Richard Wasserman
25-Apr-2015, 07:28
Clouds, much like snow, also have tone and texture. Certainly vision plays a very large role here, but it sounds to me that you are primarily having issues with technique. I recommend getting a good grip on exposing and developing your film to get what you want. Also filters are your friends. Then of course there is learning to be a more adept printer—this should all keep you busy for a while...

It's not really hard, just takes time, an open mind, and concentration. Much of it can be done with either rigorous testing, or if you are wired more like me, trial and error will get you to the same place, although it may take a bit longer. Judging from previous questions you've asked you seem to be attracted to general rules. The only one I know is that the first rule states that there are no rules. Creativity rules.

neil poulsen
25-Apr-2015, 08:11
One of the advantages of developing for the highlights, I'd want some texture in this area. At least a little. I edge-burn to keep the viewer in the primary area of the image.

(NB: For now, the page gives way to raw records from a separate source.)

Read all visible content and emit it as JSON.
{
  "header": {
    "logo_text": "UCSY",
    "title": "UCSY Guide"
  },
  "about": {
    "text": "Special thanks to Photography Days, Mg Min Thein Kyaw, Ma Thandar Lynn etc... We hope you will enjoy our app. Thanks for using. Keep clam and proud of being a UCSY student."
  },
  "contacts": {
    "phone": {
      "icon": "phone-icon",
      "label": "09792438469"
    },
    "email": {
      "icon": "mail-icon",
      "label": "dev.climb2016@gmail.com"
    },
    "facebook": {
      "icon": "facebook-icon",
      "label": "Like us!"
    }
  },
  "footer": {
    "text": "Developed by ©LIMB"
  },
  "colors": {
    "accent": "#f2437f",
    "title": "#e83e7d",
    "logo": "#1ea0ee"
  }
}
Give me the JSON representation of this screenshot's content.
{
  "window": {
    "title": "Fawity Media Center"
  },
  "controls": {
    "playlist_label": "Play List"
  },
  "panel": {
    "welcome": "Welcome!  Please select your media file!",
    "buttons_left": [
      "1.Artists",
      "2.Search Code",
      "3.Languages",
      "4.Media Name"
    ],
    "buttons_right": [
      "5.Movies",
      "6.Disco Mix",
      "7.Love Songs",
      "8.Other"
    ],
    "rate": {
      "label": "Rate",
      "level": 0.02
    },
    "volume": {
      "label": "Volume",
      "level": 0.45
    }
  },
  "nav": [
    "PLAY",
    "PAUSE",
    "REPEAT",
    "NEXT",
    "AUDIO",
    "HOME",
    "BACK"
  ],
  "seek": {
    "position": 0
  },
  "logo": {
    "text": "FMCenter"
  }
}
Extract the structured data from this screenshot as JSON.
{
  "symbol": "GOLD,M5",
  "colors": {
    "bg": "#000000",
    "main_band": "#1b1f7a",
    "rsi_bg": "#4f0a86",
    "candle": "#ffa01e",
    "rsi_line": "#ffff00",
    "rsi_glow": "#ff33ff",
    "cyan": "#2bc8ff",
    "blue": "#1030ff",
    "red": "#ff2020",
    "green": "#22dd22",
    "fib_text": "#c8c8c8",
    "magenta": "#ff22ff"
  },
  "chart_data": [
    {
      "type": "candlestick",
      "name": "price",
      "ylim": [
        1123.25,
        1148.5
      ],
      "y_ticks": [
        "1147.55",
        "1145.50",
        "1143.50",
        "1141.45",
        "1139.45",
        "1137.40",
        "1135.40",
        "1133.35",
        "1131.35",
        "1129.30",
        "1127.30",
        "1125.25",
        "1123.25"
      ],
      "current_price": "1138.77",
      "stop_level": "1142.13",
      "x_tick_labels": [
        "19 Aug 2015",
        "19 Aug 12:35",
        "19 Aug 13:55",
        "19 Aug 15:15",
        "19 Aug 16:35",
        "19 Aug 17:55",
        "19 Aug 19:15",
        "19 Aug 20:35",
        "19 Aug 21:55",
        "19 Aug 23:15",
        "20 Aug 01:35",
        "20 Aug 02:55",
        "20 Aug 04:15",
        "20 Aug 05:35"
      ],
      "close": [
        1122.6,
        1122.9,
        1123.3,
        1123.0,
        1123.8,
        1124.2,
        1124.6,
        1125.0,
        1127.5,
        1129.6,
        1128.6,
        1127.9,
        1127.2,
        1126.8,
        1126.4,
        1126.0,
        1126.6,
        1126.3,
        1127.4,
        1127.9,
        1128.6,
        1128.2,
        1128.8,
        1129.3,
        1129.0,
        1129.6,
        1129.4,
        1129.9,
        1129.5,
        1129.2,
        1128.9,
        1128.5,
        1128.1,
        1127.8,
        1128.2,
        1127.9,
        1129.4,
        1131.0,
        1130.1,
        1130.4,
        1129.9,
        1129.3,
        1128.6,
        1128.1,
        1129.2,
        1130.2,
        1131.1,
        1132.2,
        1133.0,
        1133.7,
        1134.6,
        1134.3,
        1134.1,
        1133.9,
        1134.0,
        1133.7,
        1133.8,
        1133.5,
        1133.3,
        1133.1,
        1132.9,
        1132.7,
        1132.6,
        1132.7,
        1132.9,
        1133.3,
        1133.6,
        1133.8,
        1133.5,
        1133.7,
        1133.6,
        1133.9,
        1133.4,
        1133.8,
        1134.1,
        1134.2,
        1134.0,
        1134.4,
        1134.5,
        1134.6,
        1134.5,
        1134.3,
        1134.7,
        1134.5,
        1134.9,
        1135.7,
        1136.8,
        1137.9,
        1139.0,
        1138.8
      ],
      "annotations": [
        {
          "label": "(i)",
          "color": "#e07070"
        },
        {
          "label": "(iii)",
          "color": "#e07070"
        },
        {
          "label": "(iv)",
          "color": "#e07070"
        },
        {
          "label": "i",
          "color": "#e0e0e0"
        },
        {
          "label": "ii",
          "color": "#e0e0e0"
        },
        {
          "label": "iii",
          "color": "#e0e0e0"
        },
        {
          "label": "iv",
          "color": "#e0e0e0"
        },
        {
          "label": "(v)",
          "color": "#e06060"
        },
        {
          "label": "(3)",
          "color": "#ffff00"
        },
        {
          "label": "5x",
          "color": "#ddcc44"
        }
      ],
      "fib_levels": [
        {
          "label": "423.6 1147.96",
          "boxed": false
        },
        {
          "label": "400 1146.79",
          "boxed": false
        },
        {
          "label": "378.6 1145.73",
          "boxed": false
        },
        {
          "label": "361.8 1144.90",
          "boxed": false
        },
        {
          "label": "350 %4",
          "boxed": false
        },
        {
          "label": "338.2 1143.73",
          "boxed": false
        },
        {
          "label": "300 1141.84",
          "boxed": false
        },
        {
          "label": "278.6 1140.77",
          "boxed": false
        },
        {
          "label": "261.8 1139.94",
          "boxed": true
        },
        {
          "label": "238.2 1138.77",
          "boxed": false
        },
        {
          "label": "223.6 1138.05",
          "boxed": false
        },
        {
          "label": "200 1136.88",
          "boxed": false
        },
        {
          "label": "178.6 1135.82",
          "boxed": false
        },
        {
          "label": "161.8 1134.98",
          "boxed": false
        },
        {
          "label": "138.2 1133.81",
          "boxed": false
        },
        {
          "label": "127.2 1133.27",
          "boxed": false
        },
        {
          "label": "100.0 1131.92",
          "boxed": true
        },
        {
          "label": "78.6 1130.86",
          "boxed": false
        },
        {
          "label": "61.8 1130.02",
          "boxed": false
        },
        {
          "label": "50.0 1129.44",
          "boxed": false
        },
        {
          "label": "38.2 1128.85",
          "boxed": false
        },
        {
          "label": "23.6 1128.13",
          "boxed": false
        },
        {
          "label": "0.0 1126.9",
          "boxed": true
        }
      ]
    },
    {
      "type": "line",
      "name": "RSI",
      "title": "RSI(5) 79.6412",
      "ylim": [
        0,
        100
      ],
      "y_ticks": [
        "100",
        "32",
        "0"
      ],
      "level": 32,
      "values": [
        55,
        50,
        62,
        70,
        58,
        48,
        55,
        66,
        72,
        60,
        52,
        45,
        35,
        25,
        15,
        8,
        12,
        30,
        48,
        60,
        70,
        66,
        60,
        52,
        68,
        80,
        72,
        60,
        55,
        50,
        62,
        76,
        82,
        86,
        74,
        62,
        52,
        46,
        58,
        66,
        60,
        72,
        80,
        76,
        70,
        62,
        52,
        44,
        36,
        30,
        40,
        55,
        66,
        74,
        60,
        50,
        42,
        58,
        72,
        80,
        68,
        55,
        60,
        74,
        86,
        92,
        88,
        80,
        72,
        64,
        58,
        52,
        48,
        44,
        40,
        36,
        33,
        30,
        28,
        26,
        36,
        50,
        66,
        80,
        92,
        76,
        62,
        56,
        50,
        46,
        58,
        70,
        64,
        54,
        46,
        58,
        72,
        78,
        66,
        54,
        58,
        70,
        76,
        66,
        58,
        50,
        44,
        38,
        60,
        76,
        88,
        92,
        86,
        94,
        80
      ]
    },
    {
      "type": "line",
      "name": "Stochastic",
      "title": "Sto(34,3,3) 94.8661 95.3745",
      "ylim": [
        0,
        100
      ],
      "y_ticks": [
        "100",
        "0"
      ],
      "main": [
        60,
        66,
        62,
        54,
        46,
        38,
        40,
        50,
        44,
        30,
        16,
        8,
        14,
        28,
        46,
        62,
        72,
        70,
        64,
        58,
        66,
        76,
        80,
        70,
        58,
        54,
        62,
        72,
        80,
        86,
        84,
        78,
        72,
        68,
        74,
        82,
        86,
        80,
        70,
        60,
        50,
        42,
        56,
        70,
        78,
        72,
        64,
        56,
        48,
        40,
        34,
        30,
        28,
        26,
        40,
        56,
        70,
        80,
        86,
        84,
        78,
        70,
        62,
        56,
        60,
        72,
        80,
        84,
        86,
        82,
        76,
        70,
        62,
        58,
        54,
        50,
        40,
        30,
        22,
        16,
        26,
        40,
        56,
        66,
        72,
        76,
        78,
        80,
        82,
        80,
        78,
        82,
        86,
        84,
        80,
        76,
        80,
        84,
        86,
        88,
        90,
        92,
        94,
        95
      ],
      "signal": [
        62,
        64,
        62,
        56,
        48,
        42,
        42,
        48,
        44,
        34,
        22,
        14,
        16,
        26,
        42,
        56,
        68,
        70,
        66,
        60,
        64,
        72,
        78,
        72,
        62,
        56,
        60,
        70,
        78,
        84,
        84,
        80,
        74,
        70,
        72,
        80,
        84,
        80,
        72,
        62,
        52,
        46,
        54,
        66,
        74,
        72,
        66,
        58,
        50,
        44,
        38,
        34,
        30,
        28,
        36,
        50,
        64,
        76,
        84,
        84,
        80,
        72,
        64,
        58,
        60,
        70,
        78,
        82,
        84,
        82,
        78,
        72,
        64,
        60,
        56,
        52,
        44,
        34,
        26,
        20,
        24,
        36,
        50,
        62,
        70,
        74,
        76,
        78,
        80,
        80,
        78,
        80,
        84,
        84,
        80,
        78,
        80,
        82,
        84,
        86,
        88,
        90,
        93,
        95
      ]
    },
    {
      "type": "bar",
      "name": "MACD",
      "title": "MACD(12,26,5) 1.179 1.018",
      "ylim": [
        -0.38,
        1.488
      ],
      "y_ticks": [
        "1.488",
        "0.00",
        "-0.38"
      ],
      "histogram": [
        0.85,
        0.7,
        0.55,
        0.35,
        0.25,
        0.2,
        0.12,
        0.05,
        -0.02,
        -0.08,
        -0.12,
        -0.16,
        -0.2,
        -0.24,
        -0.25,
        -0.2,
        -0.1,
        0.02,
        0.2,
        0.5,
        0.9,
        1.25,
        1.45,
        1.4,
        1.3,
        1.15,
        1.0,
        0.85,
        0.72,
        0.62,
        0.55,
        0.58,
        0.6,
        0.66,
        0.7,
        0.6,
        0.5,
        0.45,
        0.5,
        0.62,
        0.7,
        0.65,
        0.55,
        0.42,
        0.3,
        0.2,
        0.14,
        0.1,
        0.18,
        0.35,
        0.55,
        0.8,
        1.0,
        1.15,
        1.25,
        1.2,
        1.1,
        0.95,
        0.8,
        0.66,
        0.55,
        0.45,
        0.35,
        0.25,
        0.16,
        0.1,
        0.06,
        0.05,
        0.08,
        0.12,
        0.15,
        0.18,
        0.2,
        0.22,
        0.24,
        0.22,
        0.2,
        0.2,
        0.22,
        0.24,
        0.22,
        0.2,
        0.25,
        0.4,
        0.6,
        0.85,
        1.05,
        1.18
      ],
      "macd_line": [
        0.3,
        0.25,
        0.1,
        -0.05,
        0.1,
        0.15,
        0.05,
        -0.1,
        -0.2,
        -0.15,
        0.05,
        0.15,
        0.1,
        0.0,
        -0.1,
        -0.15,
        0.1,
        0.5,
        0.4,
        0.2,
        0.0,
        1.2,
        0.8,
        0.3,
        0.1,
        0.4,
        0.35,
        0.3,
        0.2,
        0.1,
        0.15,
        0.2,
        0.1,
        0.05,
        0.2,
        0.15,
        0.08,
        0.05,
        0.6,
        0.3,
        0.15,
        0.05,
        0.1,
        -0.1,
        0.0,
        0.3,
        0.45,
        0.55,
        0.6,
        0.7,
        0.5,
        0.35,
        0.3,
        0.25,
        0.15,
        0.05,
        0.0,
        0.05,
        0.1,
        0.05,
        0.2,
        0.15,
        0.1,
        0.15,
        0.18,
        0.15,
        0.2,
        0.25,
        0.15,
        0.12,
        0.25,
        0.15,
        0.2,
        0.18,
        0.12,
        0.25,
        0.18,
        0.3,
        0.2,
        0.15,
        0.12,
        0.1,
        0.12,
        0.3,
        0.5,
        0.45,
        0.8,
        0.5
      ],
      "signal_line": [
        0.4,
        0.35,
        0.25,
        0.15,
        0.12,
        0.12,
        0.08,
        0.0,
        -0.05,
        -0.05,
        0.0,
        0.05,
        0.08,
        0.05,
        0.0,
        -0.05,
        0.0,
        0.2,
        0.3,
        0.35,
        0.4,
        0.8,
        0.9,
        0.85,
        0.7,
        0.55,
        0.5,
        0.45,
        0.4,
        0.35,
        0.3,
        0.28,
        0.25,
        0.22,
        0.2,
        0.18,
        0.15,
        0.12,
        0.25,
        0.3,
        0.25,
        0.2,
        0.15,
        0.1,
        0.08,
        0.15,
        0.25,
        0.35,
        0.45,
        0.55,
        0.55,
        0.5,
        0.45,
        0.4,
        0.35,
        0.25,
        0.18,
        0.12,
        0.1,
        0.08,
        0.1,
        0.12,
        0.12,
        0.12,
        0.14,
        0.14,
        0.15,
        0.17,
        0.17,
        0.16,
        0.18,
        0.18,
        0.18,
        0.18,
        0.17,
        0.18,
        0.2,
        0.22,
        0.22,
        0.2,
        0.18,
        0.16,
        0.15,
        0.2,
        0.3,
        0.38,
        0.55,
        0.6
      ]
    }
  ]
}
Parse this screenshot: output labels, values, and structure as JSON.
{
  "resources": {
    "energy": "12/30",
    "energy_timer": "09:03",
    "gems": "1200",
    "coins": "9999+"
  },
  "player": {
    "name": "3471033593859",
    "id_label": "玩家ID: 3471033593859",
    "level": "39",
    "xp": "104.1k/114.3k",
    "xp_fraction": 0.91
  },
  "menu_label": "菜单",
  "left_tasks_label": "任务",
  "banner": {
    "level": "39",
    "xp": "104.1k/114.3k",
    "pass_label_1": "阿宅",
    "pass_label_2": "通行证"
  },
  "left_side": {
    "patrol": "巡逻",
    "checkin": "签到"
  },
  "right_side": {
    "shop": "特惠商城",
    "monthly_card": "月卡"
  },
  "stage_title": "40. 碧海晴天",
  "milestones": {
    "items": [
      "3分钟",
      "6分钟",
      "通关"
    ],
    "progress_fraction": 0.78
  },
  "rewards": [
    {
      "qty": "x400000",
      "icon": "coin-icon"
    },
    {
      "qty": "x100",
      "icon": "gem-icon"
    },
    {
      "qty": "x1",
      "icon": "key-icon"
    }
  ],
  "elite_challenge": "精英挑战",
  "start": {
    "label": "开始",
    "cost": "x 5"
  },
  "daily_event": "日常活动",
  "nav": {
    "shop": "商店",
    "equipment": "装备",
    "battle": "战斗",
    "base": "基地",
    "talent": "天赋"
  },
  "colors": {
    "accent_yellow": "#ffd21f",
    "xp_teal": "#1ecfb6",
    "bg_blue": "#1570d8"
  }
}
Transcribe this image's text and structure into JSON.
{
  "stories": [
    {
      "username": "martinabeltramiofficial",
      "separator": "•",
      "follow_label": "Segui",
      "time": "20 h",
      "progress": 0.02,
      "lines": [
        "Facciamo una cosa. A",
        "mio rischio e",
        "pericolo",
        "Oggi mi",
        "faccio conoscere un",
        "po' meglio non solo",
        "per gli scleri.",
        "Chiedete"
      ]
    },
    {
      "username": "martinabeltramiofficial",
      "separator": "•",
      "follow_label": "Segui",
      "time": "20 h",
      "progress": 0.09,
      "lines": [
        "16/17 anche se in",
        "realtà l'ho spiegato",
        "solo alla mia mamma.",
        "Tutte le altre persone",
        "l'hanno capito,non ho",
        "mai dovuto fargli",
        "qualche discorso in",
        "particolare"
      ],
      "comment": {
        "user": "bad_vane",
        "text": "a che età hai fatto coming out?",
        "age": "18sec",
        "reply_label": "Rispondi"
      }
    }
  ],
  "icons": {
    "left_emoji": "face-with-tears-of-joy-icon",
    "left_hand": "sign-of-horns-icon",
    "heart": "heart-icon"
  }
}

My concern would be with having a compendium lens shade that would enable me to keep any of that edge from reflecting off the bellows and bouncing around inside the camera.

Thom Bennett
25-Apr-2015, 13:09
Would something as simple as printing the film rebate help? In a workshop with Michael and Paula, they looked at our work and commented on a variety of things and one thing they recommended to me was to get rid of the rebate except (in general) with high-key backgrounds such as Avedon. Otherwise, the image has nothing to contain it. I contact print and I happen to like having the black border on my images but I don't dismiss the advice. Perhaps a thin black line would help you. M&P did emphasize (and showed, with their work) to pay attention to the edges of the frame. Composition is supremely important and I admire you for searching for a way to make your photography better.

Jerry Bodine
25-Apr-2015, 16:05
...Perhaps a thin black line would help you...

There is a method for achieving this thin black line around the image in Way Beyond Monochrome 2nd Ed., described with illustrations, to resolve this concern when necessary. I've not tried it yet, but then I've always found a brief edge burn to work just fine. Ignoring the paper's dry-down is NOT the answer. :D

RodinalDuchamp
25-Apr-2015, 16:08
There is a method for achieving this thin black line around the image in Way Beyond Monochrome 2nd Ed., described with illustrations, to resolve this concern when necessary. I've not tried it yet, but then I've always found a brief edge burn to work just fine. Ignoring the paper's dry-down is NOT the answer. :D
I've just about surrendered to fiber paper. I think for at least the next few years I will only use RC even for larger prints. Fiber kicked my butt the last 3 months.